Exercise goal. Output a character-exact copy of the data, images removed.

# # #

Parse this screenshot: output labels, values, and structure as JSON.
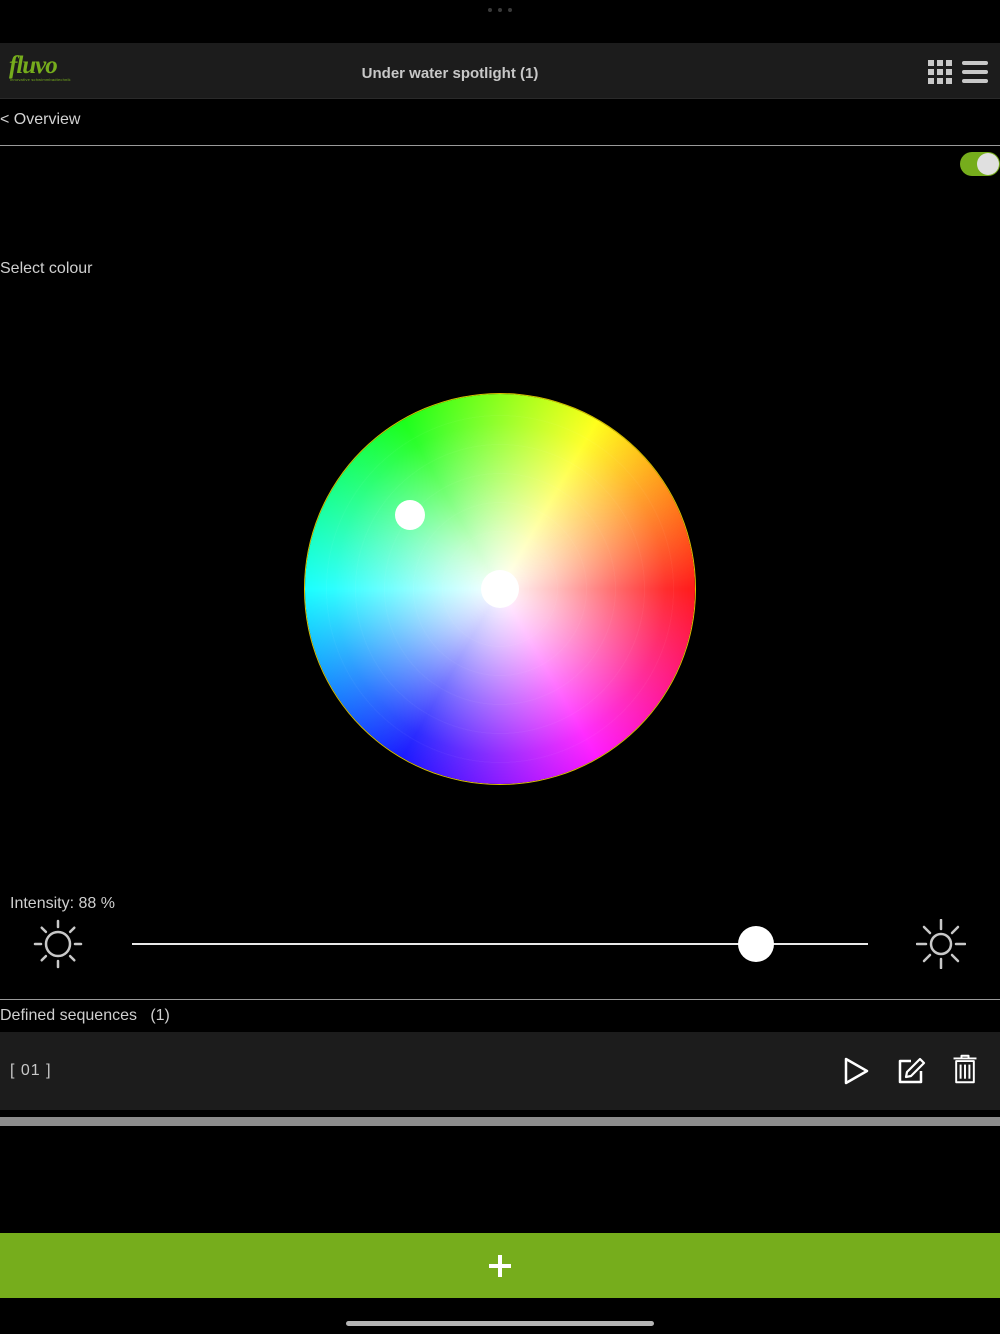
{
  "app": {
    "logo_text": "fluvo",
    "logo_tagline": "innovative schwimmbadtechnik",
    "window_title": "Under water spotlight (1)"
  },
  "nav": {
    "back_label": "< Overview"
  },
  "power": {
    "on": true
  },
  "colour": {
    "label": "Select colour"
  },
  "intensity": {
    "label": "Intensity: 88 %",
    "value_percent": 88
  },
  "sequences": {
    "label": "Defined sequences   (1)",
    "items": [
      {
        "name": "[ 01 ]"
      }
    ]
  },
  "actions": {
    "add_symbol": "+"
  },
  "colors": {
    "accent": "#76ad1c",
    "background": "#000000",
    "panel": "#1c1c1c"
  },
  "icons": {
    "grid": "grid-icon",
    "menu": "menu-icon",
    "play": "play-icon",
    "edit": "edit-icon",
    "delete": "trash-icon",
    "sun": "sun-icon"
  }
}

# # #

Task result.
Parse this screenshot: output labels, values, and structure as JSON.
{
  "app": {
    "logo_text": "fluvo",
    "logo_tagline": "innovative schwimmbadtechnik",
    "window_title": "Under water spotlight (1)"
  },
  "nav": {
    "back_label": "< Overview"
  },
  "power": {
    "on": true
  },
  "colour": {
    "label": "Select colour"
  },
  "intensity": {
    "label": "Intensity: 88 %",
    "value_percent": 88
  },
  "sequences": {
    "label": "Defined sequences   (1)",
    "items": [
      {
        "name": "[ 01 ]"
      }
    ]
  },
  "actions": {
    "add_symbol": "+"
  },
  "colors": {
    "accent": "#76ad1c",
    "background": "#000000",
    "panel": "#1c1c1c"
  },
  "icons": {
    "grid": "grid-icon",
    "menu": "menu-icon",
    "play": "play-icon",
    "edit": "edit-icon",
    "delete": "trash-icon",
    "sun": "sun-icon"
  }
}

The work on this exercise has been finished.